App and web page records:
^^^^^^^^

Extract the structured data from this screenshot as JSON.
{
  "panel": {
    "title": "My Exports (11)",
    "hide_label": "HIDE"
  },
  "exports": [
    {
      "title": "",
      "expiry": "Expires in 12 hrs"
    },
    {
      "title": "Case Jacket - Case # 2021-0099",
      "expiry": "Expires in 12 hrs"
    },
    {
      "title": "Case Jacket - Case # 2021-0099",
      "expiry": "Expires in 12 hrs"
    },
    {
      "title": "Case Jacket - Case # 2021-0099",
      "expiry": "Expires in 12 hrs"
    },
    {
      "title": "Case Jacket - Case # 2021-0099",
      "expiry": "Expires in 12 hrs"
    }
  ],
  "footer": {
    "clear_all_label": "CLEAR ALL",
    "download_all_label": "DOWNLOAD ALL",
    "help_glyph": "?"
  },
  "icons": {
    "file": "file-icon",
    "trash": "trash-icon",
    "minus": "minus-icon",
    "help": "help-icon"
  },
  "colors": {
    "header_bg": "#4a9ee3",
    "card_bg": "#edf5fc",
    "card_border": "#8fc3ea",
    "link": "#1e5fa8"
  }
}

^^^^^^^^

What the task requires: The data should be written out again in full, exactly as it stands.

The answer:
Extract the structured data from this screenshot as JSON.
{
  "panel": {
    "title": "My Exports (11)",
    "hide_label": "HIDE"
  },
  "exports": [
    {
      "title": "",
      "expiry": "Expires in 12 hrs"
    },
    {
      "title": "Case Jacket - Case # 2021-0099",
      "expiry": "Expires in 12 hrs"
    },
    {
      "title": "Case Jacket - Case # 2021-0099",
      "expiry": "Expires in 12 hrs"
    },
    {
      "title": "Case Jacket - Case # 2021-0099",
      "expiry": "Expires in 12 hrs"
    },
    {
      "title": "Case Jacket - Case # 2021-0099",
      "expiry": "Expires in 12 hrs"
    }
  ],
  "footer": {
    "clear_all_label": "CLEAR ALL",
    "download_all_label": "DOWNLOAD ALL",
    "help_glyph": "?"
  },
  "icons": {
    "file": "file-icon",
    "trash": "trash-icon",
    "minus": "minus-icon",
    "help": "help-icon"
  },
  "colors": {
    "header_bg": "#4a9ee3",
    "card_bg": "#edf5fc",
    "card_border": "#8fc3ea",
    "link": "#1e5fa8"
  }
}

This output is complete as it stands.